Shadow Minister for Europe, Gareth Thomas MP, pledged to work “to ensure that the European Union remains focused on the Cyprus problem”, saying that all injustices on the island must be brought to a conclusion, adding that he would be consulting with the Federation and other organised groups in the Cypriot community in the UK to inform policy in that regard.

Andy Love MP pointed to the recent visit of US Vice President, Joe Biden, as a sign that there is hope that the problem of Cyprus is moving up the agenda of the international community. He said that “while the negotiating process has gone faster and has happened more regularly than in the past, the answer still lies in Ankara… Cyprus must be reunited, for   Turkey to join the EU.”

David Burrowes MP said “We must remind the world that the injustices of 40 years ago still have not changed.
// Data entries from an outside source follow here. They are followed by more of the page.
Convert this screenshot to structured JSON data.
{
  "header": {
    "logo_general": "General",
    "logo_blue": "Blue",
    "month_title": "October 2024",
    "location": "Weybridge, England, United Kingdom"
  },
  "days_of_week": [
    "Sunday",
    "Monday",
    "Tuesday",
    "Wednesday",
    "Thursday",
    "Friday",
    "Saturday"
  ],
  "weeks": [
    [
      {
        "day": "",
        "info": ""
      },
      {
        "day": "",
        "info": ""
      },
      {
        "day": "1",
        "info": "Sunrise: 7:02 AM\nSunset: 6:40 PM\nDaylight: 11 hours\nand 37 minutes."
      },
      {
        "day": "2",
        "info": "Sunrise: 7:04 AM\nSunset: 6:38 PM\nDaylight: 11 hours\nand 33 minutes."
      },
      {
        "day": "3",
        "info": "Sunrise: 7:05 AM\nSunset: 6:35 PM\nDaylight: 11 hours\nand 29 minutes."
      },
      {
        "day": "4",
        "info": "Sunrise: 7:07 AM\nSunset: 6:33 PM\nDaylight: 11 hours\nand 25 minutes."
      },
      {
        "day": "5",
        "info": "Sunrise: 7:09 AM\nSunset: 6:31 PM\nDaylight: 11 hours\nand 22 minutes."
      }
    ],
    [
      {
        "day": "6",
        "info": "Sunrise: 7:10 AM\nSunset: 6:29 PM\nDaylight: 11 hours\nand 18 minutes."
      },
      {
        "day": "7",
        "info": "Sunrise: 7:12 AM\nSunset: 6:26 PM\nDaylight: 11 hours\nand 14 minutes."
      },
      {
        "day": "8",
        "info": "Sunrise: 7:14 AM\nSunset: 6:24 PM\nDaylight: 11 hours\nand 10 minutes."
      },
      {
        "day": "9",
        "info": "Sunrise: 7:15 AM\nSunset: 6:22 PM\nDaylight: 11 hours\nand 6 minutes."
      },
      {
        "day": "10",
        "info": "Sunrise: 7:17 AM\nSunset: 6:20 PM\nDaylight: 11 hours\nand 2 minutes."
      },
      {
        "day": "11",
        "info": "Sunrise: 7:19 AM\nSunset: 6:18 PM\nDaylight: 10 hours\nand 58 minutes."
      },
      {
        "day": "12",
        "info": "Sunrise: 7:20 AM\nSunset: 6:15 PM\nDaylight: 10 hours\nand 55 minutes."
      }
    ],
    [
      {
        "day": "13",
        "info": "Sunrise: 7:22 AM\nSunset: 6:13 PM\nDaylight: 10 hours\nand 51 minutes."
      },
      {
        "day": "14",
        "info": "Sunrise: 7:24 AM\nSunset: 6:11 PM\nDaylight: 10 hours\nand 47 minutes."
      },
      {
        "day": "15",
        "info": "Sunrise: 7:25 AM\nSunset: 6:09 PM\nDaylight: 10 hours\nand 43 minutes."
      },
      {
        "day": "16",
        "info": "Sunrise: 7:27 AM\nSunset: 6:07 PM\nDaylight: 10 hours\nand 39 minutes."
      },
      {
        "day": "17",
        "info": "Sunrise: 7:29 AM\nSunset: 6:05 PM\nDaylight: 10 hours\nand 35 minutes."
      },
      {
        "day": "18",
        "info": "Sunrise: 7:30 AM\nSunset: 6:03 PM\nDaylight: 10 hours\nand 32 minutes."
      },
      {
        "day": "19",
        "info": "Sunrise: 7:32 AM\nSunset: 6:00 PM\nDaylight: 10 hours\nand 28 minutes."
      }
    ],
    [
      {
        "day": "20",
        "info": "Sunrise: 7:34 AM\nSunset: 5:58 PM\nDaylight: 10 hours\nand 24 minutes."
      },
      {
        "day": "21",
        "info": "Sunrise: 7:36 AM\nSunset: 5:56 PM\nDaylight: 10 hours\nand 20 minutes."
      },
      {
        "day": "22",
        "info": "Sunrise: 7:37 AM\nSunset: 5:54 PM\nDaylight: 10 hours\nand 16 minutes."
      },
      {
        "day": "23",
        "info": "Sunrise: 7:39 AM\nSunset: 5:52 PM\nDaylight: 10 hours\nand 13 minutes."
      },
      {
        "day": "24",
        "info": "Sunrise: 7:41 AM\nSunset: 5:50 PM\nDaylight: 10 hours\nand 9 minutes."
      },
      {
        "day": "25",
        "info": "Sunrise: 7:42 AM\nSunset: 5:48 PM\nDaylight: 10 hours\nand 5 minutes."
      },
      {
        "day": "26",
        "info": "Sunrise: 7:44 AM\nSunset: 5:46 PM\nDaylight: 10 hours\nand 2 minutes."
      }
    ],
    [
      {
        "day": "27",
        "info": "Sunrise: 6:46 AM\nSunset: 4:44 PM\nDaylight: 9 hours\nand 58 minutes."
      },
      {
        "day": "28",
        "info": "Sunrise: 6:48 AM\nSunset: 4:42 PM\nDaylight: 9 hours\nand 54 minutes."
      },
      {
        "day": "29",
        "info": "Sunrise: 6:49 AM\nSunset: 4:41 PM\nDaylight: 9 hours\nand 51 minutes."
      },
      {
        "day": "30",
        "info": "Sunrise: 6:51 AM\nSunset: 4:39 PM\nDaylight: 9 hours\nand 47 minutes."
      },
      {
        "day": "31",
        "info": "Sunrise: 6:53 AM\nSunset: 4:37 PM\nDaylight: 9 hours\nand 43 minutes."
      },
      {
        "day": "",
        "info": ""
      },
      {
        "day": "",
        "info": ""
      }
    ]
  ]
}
This as much of an injustice as those committed in Iraq and Syria and we must take the opportunity in this anniversary year to promote that fact.”

The drinks reception that followed was a less formal function to recognise and celebrate the Federation’s four decades of hard work in parliament and outside of it promoting the reunification of Cyprus as well as the social, historical and cultural heritage of the island. 

Other attendees included H.E. Euripides Evriviades, the Cyprus High Commissioner in London,  Mike Freer MP, Jim Dobbin MP, former MP and Cyprus stalwart, Tom Cox and  former leader of Islington Council (and now Labour’s Prospective Parliamentary Candidate for Hornsey and Wood Green) Catherine West, as well as former Federation President Harry Sophoclides visiting from Cyprus. 

Attendees from the Cypriot community in the UK included POMAK President and Treasurer of the Federation Andreas Papaevripides, Federation Vice Presidents Michael Ellinas and Bambos Charalambous, General Secretary Michael Kashis, Executive members including Suzie Constantinides MBE, Christos Karaolis (also Nepomak President), Neophytos Nicolaou, Executive Secretary Andreas Karaolis, Federation Honorary Vice-President Christodoulos Stylianou, Nepomak UK President Antonia Savvides,  the President of the Organisation of Relatives of Missing Cypriots in the UK, Neoklis Neokleous, as well as other representatives of UK Cypriot community organisations.

Apologies and messages of support were received from Rt Hon Theresa Villiers MP, Secretary of State for Northern Ireland, and from Sir Roger Gale MP.